Yet, I think we are forgetting something… young people will be the audience for what we’ve learned in our lives – ears to listen to us when we are old and grey, to hear our reports on what we now understand about the world and how we can best take care of ourselves and each other. Isn’t this what a legacy is all about?

So, won’t it be embarrassing to admit that we’ve categorically failed them, through a dogged and outdated attitude to voting, that assumes that adults know all, young people know zero and there is nothing in between?

Politicians are telling us that this age group are simply not interested in the currently hotly debated issue of EU reform. How could they possibly want to know more about our role in Europe? Well, perhaps they would be interested in the potentially massive impact on their future employment prospects if we withdraw.

Of course, it’s difficult for them to understand the implications of this vote if we are not actively educating and involving them in this process. And I also think we are forgetting that if they can’t see that they have a stake in society, why should they care??

Surely, the voting age needs to reviewed. Younger people are more open to change, they are not as afraid of analysing all the pros and cons (if they are actually made aware of these) and making the leap into the unknown. They can also be more resilient than us.

Don’t we want them to feel fulfilled, appreciated in our society and ultimately more productive??

Well, you would think so.

So, at the fifth annual NEET conference in Birmingham yesterday there were presentations and discussions about interventions, impacts and funding (of course) yadah yadah. Towards the end of the day a representative from The Prince’s Trust stood up and challenged the term ‘NEET’, a challenge that is long overdue. A young person who had benefited from one of their programmes was present as a success story (he’s gone from doing nothing to being a community football coach). When asked what he thought of the term, not surprisingly he’s not a fan. He offered a very straightforward answer: “We’re adults. We’re just like everyone else”.

Achievement seems a long way off for some of us

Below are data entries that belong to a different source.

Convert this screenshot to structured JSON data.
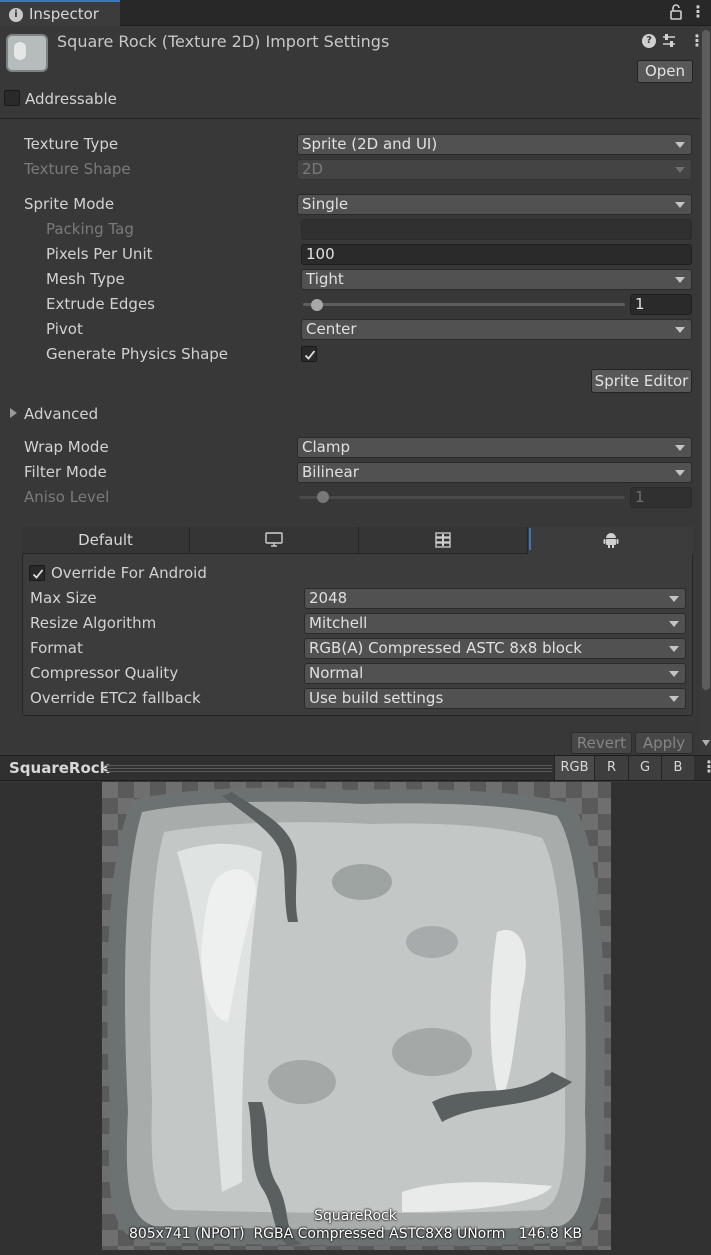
{
  "tab": {
    "title": "Inspector"
  },
  "header": {
    "title": "Square Rock (Texture 2D) Import Settings",
    "open_label": "Open"
  },
  "addressable": {
    "label": "Addressable",
    "checked": false
  },
  "settings": {
    "texture_type": {
      "label": "Texture Type",
      "value": "Sprite (2D and UI)"
    },
    "texture_shape": {
      "label": "Texture Shape",
      "value": "2D"
    },
    "sprite_mode": {
      "label": "Sprite Mode",
      "value": "Single"
    },
    "packing_tag": {
      "label": "Packing Tag",
      "value": ""
    },
    "pixels_per_unit": {
      "label": "Pixels Per Unit",
      "value": "100"
    },
    "mesh_type": {
      "label": "Mesh Type",
      "value": "Tight"
    },
    "extrude_edges": {
      "label": "Extrude Edges",
      "value": "1",
      "max": 32
    },
    "pivot": {
      "label": "Pivot",
      "value": "Center"
    },
    "generate_physics_shape": {
      "label": "Generate Physics Shape",
      "checked": true
    },
    "sprite_editor_label": "Sprite Editor",
    "advanced_label": "Advanced",
    "wrap_mode": {
      "label": "Wrap Mode",
      "value": "Clamp"
    },
    "filter_mode": {
      "label": "Filter Mode",
      "value": "Bilinear"
    },
    "aniso_level": {
      "label": "Aniso Level",
      "value": "1",
      "max": 16
    }
  },
  "platforms": {
    "tabs": [
      {
        "label": "Default",
        "icon": ""
      },
      {
        "label": "",
        "icon": "monitor-icon"
      },
      {
        "label": "",
        "icon": "server-icon"
      },
      {
        "label": "",
        "icon": "android-icon"
      }
    ],
    "active": "android",
    "override_label": "Override For Android",
    "override_checked": true,
    "max_size": {
      "label": "Max Size",
      "value": "2048"
    },
    "resize_algorithm": {
      "label": "Resize Algorithm",
      "value": "Mitchell"
    },
    "format": {
      "label": "Format",
      "value": "RGB(A) Compressed ASTC 8x8 block"
    },
    "compressor_quality": {
      "label": "Compressor Quality",
      "value": "Normal"
    },
    "etc2_fallback": {
      "label": "Override ETC2 fallback",
      "value": "Use build settings"
    }
  },
  "actions": {
    "revert_label": "Revert",
    "apply_label": "Apply"
  },
  "preview": {
    "title": "SquareRock",
    "channels": [
      "RGB",
      "R",
      "G",
      "B"
    ],
    "active_channel": "RGB",
    "image_name": "SquareRock",
    "info": "805x741 (NPOT)  RGBA Compressed ASTC8X8 UNorm   146.8 KB"
  },
  "colors": {
    "accent": "#3a79bb",
    "panel_bg": "#383838",
    "rock_light": "#c3c8c7",
    "rock_dark": "#6c7171"
  }
}
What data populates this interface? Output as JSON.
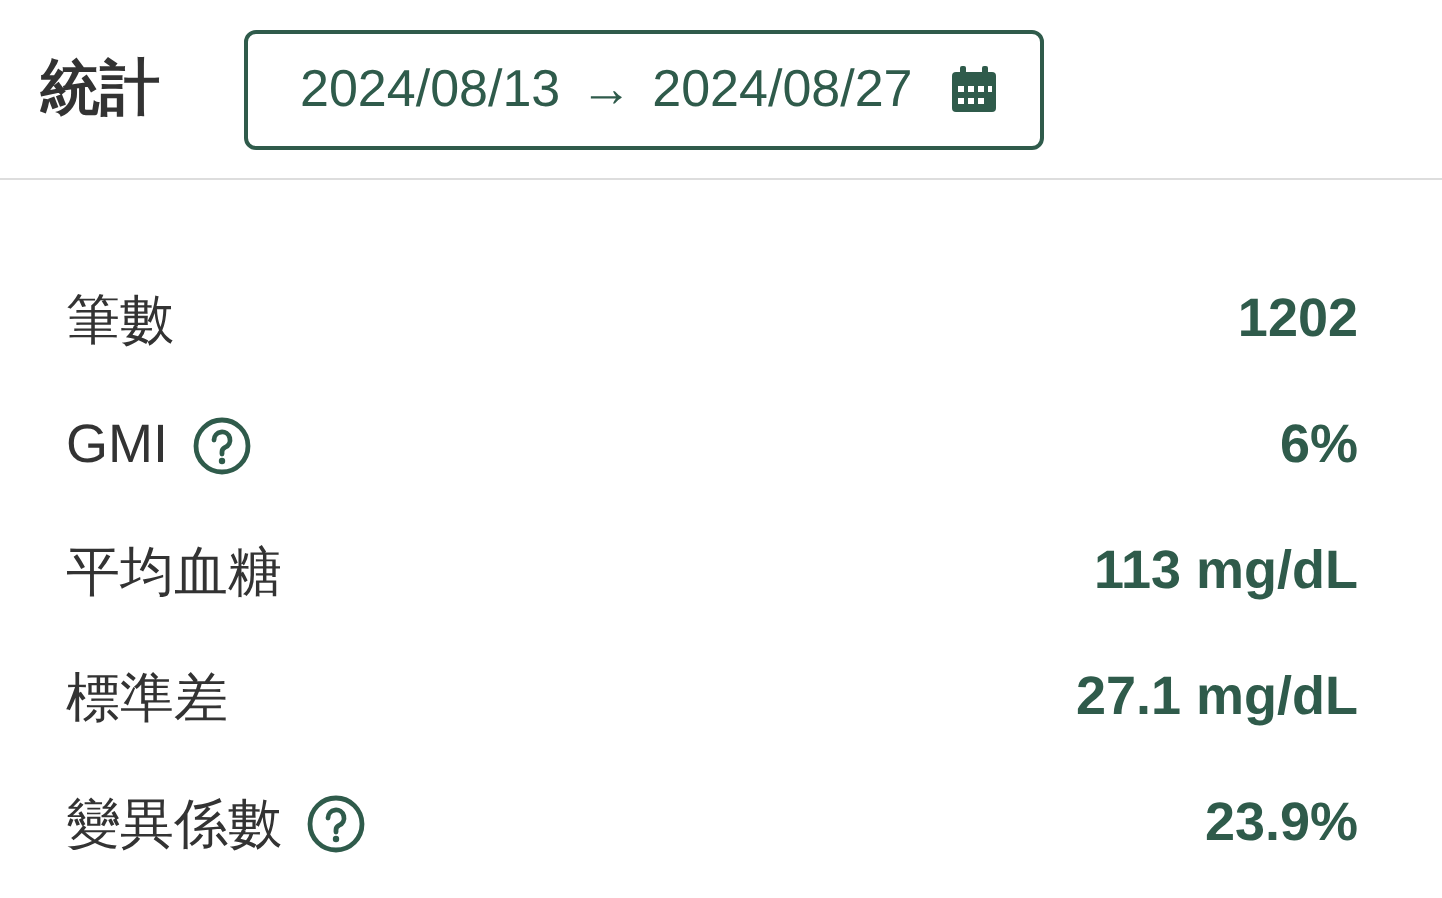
{
  "title": "統計",
  "date_range": {
    "start": "2024/08/13",
    "arrow": "→",
    "end": "2024/08/27"
  },
  "stats": [
    {
      "label": "筆數",
      "help": false,
      "value": "1202"
    },
    {
      "label": "GMI",
      "help": true,
      "value": "6%"
    },
    {
      "label": "平均血糖",
      "help": false,
      "value": "113 mg/dL"
    },
    {
      "label": "標準差",
      "help": false,
      "value": "27.1 mg/dL"
    },
    {
      "label": "變異係數",
      "help": true,
      "value": "23.9%"
    }
  ]
}
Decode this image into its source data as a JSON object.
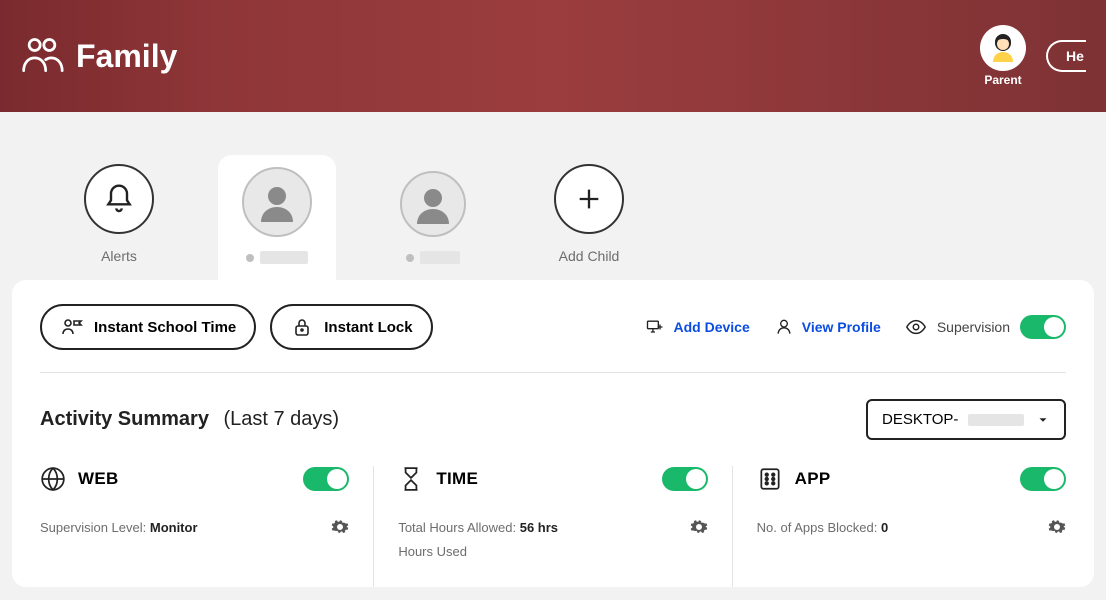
{
  "header": {
    "title": "Family",
    "parentLabel": "Parent",
    "helpLabel": "He"
  },
  "tabs": {
    "alerts": "Alerts",
    "addChild": "Add Child"
  },
  "actions": {
    "instantSchool": "Instant School Time",
    "instantLock": "Instant Lock",
    "addDevice": "Add Device",
    "viewProfile": "View Profile",
    "supervision": "Supervision"
  },
  "summary": {
    "title": "Activity Summary",
    "range": "(Last 7 days)",
    "devicePrefix": "DESKTOP-"
  },
  "panels": {
    "web": {
      "title": "WEB",
      "label": "Supervision Level:",
      "value": "Monitor"
    },
    "time": {
      "title": "TIME",
      "allowedLabel": "Total Hours Allowed:",
      "allowedValue": "56 hrs",
      "usedLabel": "Hours Used"
    },
    "app": {
      "title": "APP",
      "blockedLabel": "No. of Apps Blocked:",
      "blockedValue": "0"
    }
  }
}
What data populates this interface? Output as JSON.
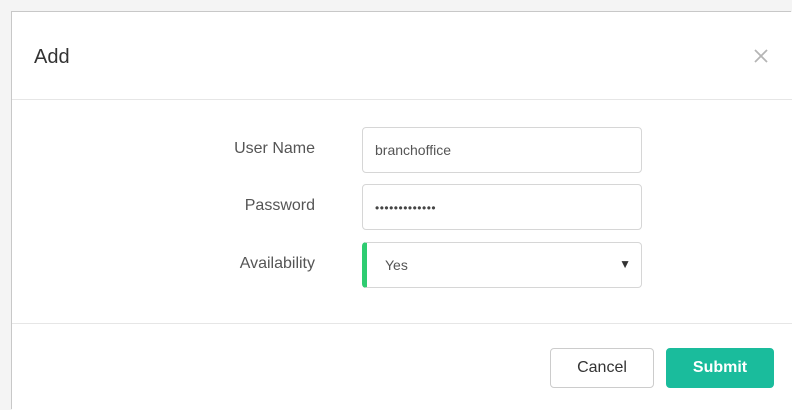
{
  "dialog": {
    "title": "Add",
    "close_icon": "close-icon"
  },
  "form": {
    "username": {
      "label": "User Name",
      "value": "branchoffice"
    },
    "password": {
      "label": "Password",
      "masked_value": "•••••••••••••"
    },
    "availability": {
      "label": "Availability",
      "selected": "Yes",
      "accent_color": "#2ecc71"
    }
  },
  "footer": {
    "cancel_label": "Cancel",
    "submit_label": "Submit",
    "submit_color": "#1abc9c"
  }
}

The definition of NEET is tidy and convenient but like all groupings of this nature, homogenise what is in fact a wide variety of experiences. The Department for Education has attempted to segment this group further eg: ‘open to learning’; ‘undecided’; and ‘sustained NEETs’ (sounds serious). We are in danger of losing sight of them as human beings completely. Some young people are out of work due to no fault of their own. The Young Ambassador in question had lost his Apprenticeship when the firm he was placed with went bust. How about we just go back to calling them people. The conference chair pointed out that in Scotland this group are no longer called NEETs, but ‘mcmc’s’: ‘more choices, more chances’. That’s more like it.

As researchers, we are passionate about getting the most informative and insightful data possible right? I love the notion of peer research – especially in the context of training young people to work with others their age. After all, this methodology strengthens the view that they are the real ‘experts’ of what goes on in their local area and what really matters. This can only help further the cause for youth participation.

Young people are doing it for themselves

However, this also brings in significant responsibilities for researchers who are effectively acting as facilitators and guiding these individuals in professional but also creative conduct and at the same time, aiming to manage the quality of the work. My feeling is that the pros outweigh the cons, but I will be blogging about this as time goes on and reporting on what appears to work well.